Cold weather and snow shouldn’t keep you from running this winter.
We just went from comfortable fall temps straight to winter in much of the United States. One day it was shorts-t-shirt-and-arm-warmer weather, and the next it was running-tights-multiple-layers-on-top-hat-and-gloves weather.
The ground is already frozen here in the mid-Atlantic region and the crunching sound it makes when you walk over it sounds like crusty snow. And speaking of the white stuff, parts of New York are getting five feet of it.
For those of us who don’t live in climates that are warm all year, running outside doesn’t have to be put on hold when the mercury drops and the land turns white. Here are a few keys to running in the winter.
And I’m not talking about wearing your best suit. It’s obvious, but running in cold weather means you need to dress warmly. But not too warmly, because depending on how far you’re going, your body will heat up. If you start to sweat and that gets trapped between your skin and your clothes, you’ll start to get real cold, real fast. Your best move is to wear layers so that you can peel them off as necessary.
Watch Your Footing
With cold weather comes ice, and with ice comes slips and falls that can lead to broken bones. Do yourself a favor and don’t fall, OK? Always keep your eyes on what’s in front of you and know what’s around you, in case you need to take quick evasive action to avoid another runner, cyclist or even a car. Wear shoes with good traction, like a decent pair of trail shoes that have some extra grip on the bottom and along the edges of the sole. If you’re running on snow or a lot of ice, buy a pair of running-specific cramp-ons—or make your own.
RELATED: Top Tips For Safe Winter Running
Take It Easy
Unless you’re training for a big race in the early part of next year, you don’t have to go out and run 15 miles at race pace. Slow it down a bit and take in the scenery. Run with a buddy and talk about what you want for the holidays. Running slower will also give you more time to avoid an icy patch at the last second.
Winter is a perfect time to run less and lift more. Head to the gym a few times a week and do some strength work to shore up your joints and build some muscle for the upcoming season. A stronger runner is a better runner. Try this simple strength circuit.

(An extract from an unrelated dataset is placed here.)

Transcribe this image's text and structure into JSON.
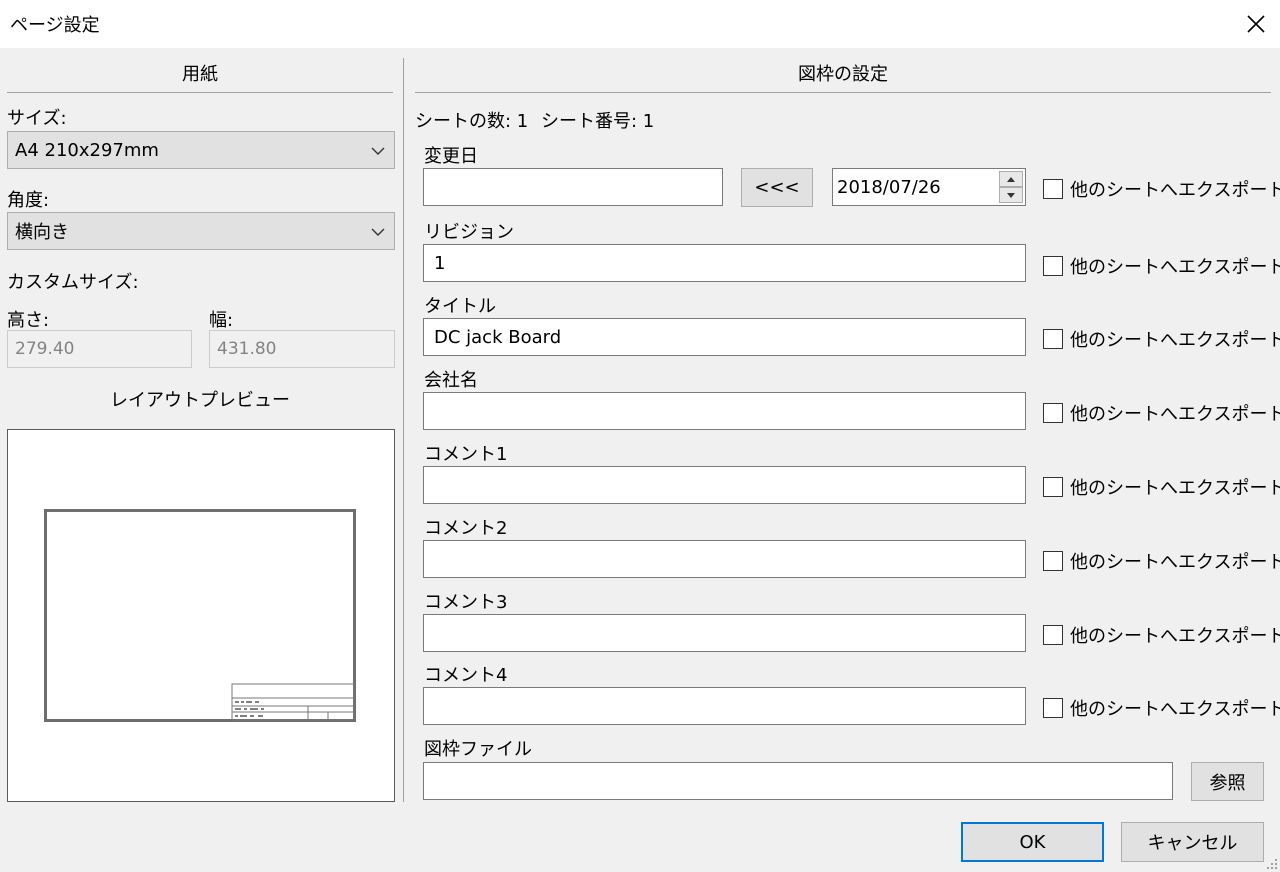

Winter is also about giving your runner’s body some time to rest and heal if you had a long season. So run a bit less, work on your strength in the gym and then relax at home. Even the most serious runners need a break once in a while.